▸ **WHAT TO PRODUCE**:
Give back all of the data exactly. Leave nothing out.

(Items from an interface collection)
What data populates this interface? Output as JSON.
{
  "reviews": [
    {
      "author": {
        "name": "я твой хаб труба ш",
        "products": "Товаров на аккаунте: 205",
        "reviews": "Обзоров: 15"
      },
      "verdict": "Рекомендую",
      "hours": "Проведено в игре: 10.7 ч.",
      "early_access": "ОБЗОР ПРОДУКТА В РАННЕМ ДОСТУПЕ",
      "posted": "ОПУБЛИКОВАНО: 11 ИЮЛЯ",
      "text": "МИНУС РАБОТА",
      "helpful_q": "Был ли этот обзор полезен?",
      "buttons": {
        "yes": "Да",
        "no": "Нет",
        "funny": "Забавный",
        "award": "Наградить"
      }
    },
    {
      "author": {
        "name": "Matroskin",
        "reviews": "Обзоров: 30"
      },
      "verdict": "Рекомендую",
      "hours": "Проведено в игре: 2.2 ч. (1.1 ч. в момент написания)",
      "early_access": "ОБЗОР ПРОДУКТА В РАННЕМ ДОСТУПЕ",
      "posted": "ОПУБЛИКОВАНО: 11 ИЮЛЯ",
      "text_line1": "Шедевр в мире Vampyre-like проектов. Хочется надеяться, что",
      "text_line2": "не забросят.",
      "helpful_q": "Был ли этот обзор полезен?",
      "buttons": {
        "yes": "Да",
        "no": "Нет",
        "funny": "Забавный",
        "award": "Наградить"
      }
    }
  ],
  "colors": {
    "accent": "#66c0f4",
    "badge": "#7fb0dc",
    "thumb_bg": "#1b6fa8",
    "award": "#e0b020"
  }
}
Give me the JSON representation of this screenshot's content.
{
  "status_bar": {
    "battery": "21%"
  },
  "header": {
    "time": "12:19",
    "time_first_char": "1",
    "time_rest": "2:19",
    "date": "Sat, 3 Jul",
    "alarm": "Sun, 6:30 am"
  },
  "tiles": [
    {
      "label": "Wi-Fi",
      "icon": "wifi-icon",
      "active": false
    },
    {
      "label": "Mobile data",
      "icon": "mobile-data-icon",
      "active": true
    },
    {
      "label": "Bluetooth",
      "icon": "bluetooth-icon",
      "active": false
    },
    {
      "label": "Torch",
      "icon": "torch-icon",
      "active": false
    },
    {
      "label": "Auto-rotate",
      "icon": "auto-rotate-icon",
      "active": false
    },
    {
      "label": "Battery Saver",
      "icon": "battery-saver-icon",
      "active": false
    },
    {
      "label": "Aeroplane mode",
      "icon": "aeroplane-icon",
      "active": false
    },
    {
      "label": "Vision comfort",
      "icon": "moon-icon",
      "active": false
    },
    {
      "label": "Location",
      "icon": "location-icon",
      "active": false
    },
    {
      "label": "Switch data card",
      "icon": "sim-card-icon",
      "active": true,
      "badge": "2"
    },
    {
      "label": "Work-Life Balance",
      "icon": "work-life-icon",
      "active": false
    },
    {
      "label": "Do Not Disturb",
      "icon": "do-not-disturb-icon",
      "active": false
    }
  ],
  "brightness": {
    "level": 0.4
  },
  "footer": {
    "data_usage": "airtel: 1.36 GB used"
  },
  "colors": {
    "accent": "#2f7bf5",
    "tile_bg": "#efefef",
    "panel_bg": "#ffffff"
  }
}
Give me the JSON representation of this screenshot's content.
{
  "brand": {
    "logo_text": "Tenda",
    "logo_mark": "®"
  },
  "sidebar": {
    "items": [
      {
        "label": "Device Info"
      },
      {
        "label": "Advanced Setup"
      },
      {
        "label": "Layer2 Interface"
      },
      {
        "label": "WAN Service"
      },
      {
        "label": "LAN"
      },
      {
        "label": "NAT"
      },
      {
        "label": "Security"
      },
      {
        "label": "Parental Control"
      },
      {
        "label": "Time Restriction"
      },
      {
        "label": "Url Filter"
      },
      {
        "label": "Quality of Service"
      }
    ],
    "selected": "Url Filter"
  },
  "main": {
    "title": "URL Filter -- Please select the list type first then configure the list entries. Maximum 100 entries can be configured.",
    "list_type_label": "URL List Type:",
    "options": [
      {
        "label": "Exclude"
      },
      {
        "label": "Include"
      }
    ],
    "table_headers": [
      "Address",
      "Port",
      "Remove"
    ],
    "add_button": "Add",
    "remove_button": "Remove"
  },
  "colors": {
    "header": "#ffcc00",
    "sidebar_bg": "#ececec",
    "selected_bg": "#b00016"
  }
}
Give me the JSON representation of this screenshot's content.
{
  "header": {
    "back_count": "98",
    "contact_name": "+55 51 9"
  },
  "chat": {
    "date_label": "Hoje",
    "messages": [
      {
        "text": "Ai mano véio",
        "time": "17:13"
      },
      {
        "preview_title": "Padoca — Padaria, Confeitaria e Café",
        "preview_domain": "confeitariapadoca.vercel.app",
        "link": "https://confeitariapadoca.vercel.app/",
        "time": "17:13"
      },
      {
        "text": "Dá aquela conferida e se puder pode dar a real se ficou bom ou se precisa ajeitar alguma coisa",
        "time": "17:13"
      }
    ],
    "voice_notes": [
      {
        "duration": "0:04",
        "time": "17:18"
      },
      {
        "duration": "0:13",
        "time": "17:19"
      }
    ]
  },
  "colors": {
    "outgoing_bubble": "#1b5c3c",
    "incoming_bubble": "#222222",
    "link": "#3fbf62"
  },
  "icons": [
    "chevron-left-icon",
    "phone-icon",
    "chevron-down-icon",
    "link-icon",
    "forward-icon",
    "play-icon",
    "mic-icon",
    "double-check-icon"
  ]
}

▸ **TASK OUTPUT**:
What data populates this interface? Output as JSON.
{
  "reviews": [
    {
      "author": {
        "name": "я твой хаб труба ш",
        "products": "Товаров на аккаунте: 205",
        "reviews": "Обзоров: 15"
      },
      "verdict": "Рекомендую",
      "hours": "Проведено в игре: 10.7 ч.",
      "early_access": "ОБЗОР ПРОДУКТА В РАННЕМ ДОСТУПЕ",
      "posted": "ОПУБЛИКОВАНО: 11 ИЮЛЯ",
      "text": "МИНУС РАБОТА",
      "helpful_q": "Был ли этот обзор полезен?",
      "buttons": {
        "yes": "Да",
        "no": "Нет",
        "funny": "Забавный",
        "award": "Наградить"
      }
    },
    {
      "author": {
        "name": "Matroskin",
        "reviews": "Обзоров: 30"
      },
      "verdict": "Рекомендую",
      "hours": "Проведено в игре: 2.2 ч. (1.1 ч. в момент написания)",
      "early_access": "ОБЗОР ПРОДУКТА В РАННЕМ ДОСТУПЕ",
      "posted": "ОПУБЛИКОВАНО: 11 ИЮЛЯ",
      "text_line1": "Шедевр в мире Vampyre-like проектов. Хочется надеяться, что",
      "text_line2": "не забросят.",
      "helpful_q": "Был ли этот обзор полезен?",
      "buttons": {
        "yes": "Да",
        "no": "Нет",
        "funny": "Забавный",
        "award": "Наградить"
      }
    }
  ],
  "colors": {
    "accent": "#66c0f4",
    "badge": "#7fb0dc",
    "thumb_bg": "#1b6fa8",
    "award": "#e0b020"
  }
}
Give me the JSON representation of this screenshot's content.
{
  "status_bar": {
    "battery": "21%"
  },
  "header": {
    "time": "12:19",
    "time_first_char": "1",
    "time_rest": "2:19",
    "date": "Sat, 3 Jul",
    "alarm": "Sun, 6:30 am"
  },
  "tiles": [
    {
      "label": "Wi-Fi",
      "icon": "wifi-icon",
      "active": false
    },
    {
      "label": "Mobile data",
      "icon": "mobile-data-icon",
      "active": true
    },
    {
      "label": "Bluetooth",
      "icon": "bluetooth-icon",
      "active": false
    },
    {
      "label": "Torch",
      "icon": "torch-icon",
      "active": false
    },
    {
      "label": "Auto-rotate",
      "icon": "auto-rotate-icon",
      "active": false
    },
    {
      "label": "Battery Saver",
      "icon": "battery-saver-icon",
      "active": false
    },
    {
      "label": "Aeroplane mode",
      "icon": "aeroplane-icon",
      "active": false
    },
    {
      "label": "Vision comfort",
      "icon": "moon-icon",
      "active": false
    },
    {
      "label": "Location",
      "icon": "location-icon",
      "active": false
    },
    {
      "label": "Switch data card",
      "icon": "sim-card-icon",
      "active": true,
      "badge": "2"
    },
    {
      "label": "Work-Life Balance",
      "icon": "work-life-icon",
      "active": false
    },
    {
      "label": "Do Not Disturb",
      "icon": "do-not-disturb-icon",
      "active": false
    }
  ],
  "brightness": {
    "level": 0.4
  },
  "footer": {
    "data_usage": "airtel: 1.36 GB used"
  },
  "colors": {
    "accent": "#2f7bf5",
    "tile_bg": "#efefef",
    "panel_bg": "#ffffff"
  }
}
Give me the JSON representation of this screenshot's content.
{
  "brand": {
    "logo_text": "Tenda",
    "logo_mark": "®"
  },
  "sidebar": {
    "items": [
      {
        "label": "Device Info"
      },
      {
        "label": "Advanced Setup"
      },
      {
        "label": "Layer2 Interface"
      },
      {
        "label": "WAN Service"
      },
      {
        "label": "LAN"
      },
      {
        "label": "NAT"
      },
      {
        "label": "Security"
      },
      {
        "label": "Parental Control"
      },
      {
        "label": "Time Restriction"
      },
      {
        "label": "Url Filter"
      },
      {
        "label": "Quality of Service"
      }
    ],
    "selected": "Url Filter"
  },
  "main": {
    "title": "URL Filter -- Please select the list type first then configure the list entries. Maximum 100 entries can be configured.",
    "list_type_label": "URL List Type:",
    "options": [
      {
        "label": "Exclude"
      },
      {
        "label": "Include"
      }
    ],
    "table_headers": [
      "Address",
      "Port",
      "Remove"
    ],
    "add_button": "Add",
    "remove_button": "Remove"
  },
  "colors": {
    "header": "#ffcc00",
    "sidebar_bg": "#ececec",
    "selected_bg": "#b00016"
  }
}
Give me the JSON representation of this screenshot's content.
{
  "header": {
    "back_count": "98",
    "contact_name": "+55 51 9"
  },
  "chat": {
    "date_label": "Hoje",
    "messages": [
      {
        "text": "Ai mano véio",
        "time": "17:13"
      },
      {
        "preview_title": "Padoca — Padaria, Confeitaria e Café",
        "preview_domain": "confeitariapadoca.vercel.app",
        "link": "https://confeitariapadoca.vercel.app/",
        "time": "17:13"
      },
      {
        "text": "Dá aquela conferida e se puder pode dar a real se ficou bom ou se precisa ajeitar alguma coisa",
        "time": "17:13"
      }
    ],
    "voice_notes": [
      {
        "duration": "0:04",
        "time": "17:18"
      },
      {
        "duration": "0:13",
        "time": "17:19"
      }
    ]
  },
  "colors": {
    "outgoing_bubble": "#1b5c3c",
    "incoming_bubble": "#222222",
    "link": "#3fbf62"
  },
  "icons": [
    "chevron-left-icon",
    "phone-icon",
    "chevron-down-icon",
    "link-icon",
    "forward-icon",
    "play-icon",
    "mic-icon",
    "double-check-icon"
  ]
}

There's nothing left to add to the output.